## Activity
Scan the data beneath this task and copy each line that includes "description".

Web page and app entries
——————————

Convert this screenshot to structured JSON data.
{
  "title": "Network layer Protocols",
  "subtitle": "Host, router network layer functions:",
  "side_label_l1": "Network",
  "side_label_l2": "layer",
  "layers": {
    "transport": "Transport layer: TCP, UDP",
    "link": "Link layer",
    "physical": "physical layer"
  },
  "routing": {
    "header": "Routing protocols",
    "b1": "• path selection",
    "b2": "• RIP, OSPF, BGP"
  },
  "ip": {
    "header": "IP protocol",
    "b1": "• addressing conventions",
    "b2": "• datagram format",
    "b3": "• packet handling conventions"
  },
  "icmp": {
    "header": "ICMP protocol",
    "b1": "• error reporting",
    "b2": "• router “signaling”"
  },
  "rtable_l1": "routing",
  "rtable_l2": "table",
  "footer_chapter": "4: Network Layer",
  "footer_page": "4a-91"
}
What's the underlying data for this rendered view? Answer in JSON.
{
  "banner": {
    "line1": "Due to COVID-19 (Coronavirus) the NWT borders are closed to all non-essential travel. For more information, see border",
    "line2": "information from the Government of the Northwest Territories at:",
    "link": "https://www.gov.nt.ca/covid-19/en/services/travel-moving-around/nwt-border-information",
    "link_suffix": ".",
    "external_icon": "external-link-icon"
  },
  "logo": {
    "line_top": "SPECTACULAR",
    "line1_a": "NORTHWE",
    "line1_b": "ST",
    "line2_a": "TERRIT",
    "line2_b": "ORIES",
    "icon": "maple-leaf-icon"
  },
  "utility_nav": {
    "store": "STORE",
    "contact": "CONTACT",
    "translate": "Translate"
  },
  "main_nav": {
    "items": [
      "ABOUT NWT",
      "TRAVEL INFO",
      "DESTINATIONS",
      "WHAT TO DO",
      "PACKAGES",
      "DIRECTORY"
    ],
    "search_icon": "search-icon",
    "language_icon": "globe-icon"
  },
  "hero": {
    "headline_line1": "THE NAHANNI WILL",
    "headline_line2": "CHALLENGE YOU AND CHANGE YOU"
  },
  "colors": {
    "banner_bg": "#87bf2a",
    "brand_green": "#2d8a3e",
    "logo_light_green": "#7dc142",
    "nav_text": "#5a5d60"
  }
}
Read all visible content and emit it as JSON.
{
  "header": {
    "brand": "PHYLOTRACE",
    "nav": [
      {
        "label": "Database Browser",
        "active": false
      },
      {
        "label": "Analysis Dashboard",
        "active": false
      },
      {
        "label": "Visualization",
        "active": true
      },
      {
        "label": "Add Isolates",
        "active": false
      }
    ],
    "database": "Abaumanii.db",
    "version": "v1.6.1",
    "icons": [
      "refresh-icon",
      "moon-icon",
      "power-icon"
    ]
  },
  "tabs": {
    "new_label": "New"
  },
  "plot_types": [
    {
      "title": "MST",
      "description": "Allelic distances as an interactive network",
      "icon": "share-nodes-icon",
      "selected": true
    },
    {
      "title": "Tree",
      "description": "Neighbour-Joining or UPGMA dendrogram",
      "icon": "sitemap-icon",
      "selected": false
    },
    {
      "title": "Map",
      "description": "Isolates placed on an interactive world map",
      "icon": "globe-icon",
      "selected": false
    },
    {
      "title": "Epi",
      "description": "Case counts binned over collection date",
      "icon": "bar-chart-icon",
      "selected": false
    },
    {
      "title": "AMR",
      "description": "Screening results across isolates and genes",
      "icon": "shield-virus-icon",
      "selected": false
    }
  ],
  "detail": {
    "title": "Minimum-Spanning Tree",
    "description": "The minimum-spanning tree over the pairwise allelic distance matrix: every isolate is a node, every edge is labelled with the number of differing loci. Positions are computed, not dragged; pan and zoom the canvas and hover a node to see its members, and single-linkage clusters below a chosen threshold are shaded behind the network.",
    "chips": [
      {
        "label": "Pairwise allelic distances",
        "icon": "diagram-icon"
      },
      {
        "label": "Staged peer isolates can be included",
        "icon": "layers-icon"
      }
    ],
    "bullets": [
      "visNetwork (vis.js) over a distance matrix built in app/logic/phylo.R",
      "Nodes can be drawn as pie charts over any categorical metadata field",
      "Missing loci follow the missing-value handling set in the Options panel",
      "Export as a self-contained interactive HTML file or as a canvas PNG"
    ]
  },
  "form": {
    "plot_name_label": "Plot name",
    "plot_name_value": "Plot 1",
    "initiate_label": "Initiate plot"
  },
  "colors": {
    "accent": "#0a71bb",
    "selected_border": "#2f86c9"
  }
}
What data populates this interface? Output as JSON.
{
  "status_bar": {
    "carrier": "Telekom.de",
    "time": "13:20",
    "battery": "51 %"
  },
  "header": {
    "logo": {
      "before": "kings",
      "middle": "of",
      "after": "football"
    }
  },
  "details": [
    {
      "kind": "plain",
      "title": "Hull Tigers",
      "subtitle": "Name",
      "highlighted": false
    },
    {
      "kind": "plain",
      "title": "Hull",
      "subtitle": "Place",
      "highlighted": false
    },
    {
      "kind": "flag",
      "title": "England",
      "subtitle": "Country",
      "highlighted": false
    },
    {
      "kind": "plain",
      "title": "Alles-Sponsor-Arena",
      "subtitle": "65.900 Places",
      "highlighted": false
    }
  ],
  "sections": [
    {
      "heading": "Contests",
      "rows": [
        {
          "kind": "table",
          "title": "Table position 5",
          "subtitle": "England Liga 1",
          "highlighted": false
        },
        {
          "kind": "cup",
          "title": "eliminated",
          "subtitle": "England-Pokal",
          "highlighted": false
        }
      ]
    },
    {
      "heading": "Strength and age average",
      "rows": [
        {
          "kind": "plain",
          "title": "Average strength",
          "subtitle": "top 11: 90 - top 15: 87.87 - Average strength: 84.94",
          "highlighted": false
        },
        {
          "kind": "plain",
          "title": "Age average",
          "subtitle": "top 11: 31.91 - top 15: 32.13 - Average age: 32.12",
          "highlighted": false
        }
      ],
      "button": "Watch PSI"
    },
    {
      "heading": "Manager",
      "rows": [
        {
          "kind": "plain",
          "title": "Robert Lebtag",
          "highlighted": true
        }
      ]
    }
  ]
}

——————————

## Your solution
      "description": "Allelic distances as an interactive network",
      "description": "Neighbour-Joining or UPGMA dendrogram",
      "description": "Isolates placed on an interactive world map",
      "description": "Case counts binned over collection date",
      "description": "Screening results across isolates and genes",
    "description": "The minimum-spanning tree over the pairwise allelic distance matrix: every isolate is a node, every edge is labelled with the number of differing loci. Positions are computed, not dragged; pan and zoom the canvas and hover a node to see its members, and single-linkage clusters below a chosen threshold are shaded behind the network.",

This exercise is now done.